“Being a CEO is the nuts!” the longtime General Electric boss wrote in his biography, “Straight from the Gut.” “It’s as good as it gets! You get paid a lot, but the real payoff is in the fun.” The fun, for Welch and his contemporaries, usually involved a lot of wine, private jets, and lots and lots of golf. Sure, CEOs had to make money for shareholders and keep customers happy, but it isn’t like those groups were breathing down CEOs’ necks. In the last half of the 20th century, it wasn’t uncommon for a CEO to last as long as 15 years; as recently as 2014, the average tenure was still 10 years at S&P 500 companies.
But being a CEO is not quite as fun these days, of course. Indeed, most are under pressure to deliver results virtually every year or even quarter—or they are being shown the door or resign. Already, some of the biggest names in the business have stepped down this year, and analysts have cited performance as a big factor. Sure, the pay is still good, but few top executives ever want to being branded failures.
CEO tenure has fallen to about eight years—and now 40 percent of all CEO departures are performance related, according to one Dartmouth University study. Yet no one—except maybe some hedge-fund traders—believes short-term performance should be the primary benchmark for a CEO. “Increasingly, boards are realizing there are multiple dimensions to CEO evaluation beyond a singular focus on stock performance,” says Tierney Remick, vice chairman of Korn Ferry’s Board and CEO Services practice. CEOs themselves are realizing there are other stakeholders to be served beyond simply the shareholders too, she says. And it’s taxing: Leading major business transformations is part of a CEO’s job description, but dealing with the transformation of the CEO job itself is not.
While experts debate what specific metrics to measure, there’s a building consensus on what behaviors and actions a CEO can take to help get the best out of the organization. Building the talent bench, for one, is critical to improving the organization’s short- and long-term performance. It’s also cost-effective. Hiring the wrong person for a senior management role costs, on average, $1.2 million, according to a 2016 Korn Ferry study.

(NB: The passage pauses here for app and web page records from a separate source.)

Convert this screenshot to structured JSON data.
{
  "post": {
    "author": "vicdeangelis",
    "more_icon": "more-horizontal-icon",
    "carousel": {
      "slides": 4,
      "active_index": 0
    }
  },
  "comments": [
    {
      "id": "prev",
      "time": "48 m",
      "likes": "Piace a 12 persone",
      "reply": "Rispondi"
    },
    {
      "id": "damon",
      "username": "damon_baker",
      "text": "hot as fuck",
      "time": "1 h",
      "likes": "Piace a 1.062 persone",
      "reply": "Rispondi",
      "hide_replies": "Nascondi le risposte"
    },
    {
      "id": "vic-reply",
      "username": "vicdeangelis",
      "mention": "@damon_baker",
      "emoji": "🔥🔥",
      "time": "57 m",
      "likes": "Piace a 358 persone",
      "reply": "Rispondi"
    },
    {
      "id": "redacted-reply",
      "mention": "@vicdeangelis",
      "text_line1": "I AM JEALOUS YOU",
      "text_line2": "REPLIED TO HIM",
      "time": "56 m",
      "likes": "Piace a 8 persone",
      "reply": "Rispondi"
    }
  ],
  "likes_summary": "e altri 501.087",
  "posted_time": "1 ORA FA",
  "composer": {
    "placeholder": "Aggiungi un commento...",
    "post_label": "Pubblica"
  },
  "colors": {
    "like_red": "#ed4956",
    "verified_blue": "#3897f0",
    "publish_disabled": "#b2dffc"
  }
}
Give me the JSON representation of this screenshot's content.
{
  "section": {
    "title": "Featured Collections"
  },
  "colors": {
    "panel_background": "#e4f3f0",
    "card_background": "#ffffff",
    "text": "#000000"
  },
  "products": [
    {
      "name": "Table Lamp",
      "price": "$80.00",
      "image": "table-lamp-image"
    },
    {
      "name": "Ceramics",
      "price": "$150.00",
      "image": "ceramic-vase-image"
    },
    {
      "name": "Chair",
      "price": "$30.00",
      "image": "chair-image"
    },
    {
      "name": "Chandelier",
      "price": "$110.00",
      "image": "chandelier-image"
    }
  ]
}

Experts also say CEOs need to avoid a mentality of hitting short-term earnings targets at all costs. Even if activists are pressing for the short term, investors are actually more tolerant of planning far ahead than most CEOs realize. According to the Aspen Institute, long-term investors, which make up about three-quarters of the US public markets, are much more concerned if a CEO announces spending cuts on innovation and research than they are if the CEO decides to stop providing future quarterly earnings guidance.
But surprisingly enough, many experts say the biggest driver to performance, in both the short and long term, is to make employees feel engaged at work. Ultimately, engaged employees are the ones who want to rally around the company’s purpose and have enough information to make smart decisions. According to multiple studies, engaged employees are more likely to exceed their managers’ expectations and increase customer satisfaction while at the same time are less likely to leave. And a 2016 Korn Ferry study found that the most highly engaged organizations achieve 4.5 times greater revenue growth than the lowest-engaged firms do. “It sounds simple, but you have to rely on other people to get things done,” says Remick.
Though important, this shift will take some time. Most CEOs don’t have a great track record of improving their employees’ engagement—for decades they didn’t really have to be. But with the time-clock now ticking, experts say the smart CEOs of the future will think of themselves as ambassadors or even politicians. Great politicians, after all, drive performance by inspiring others, says John Smythe, a UK-based consultant and author of “The CEO: Chief Engagement Officer.” “The leader,” he says, “must make the challenge personal.”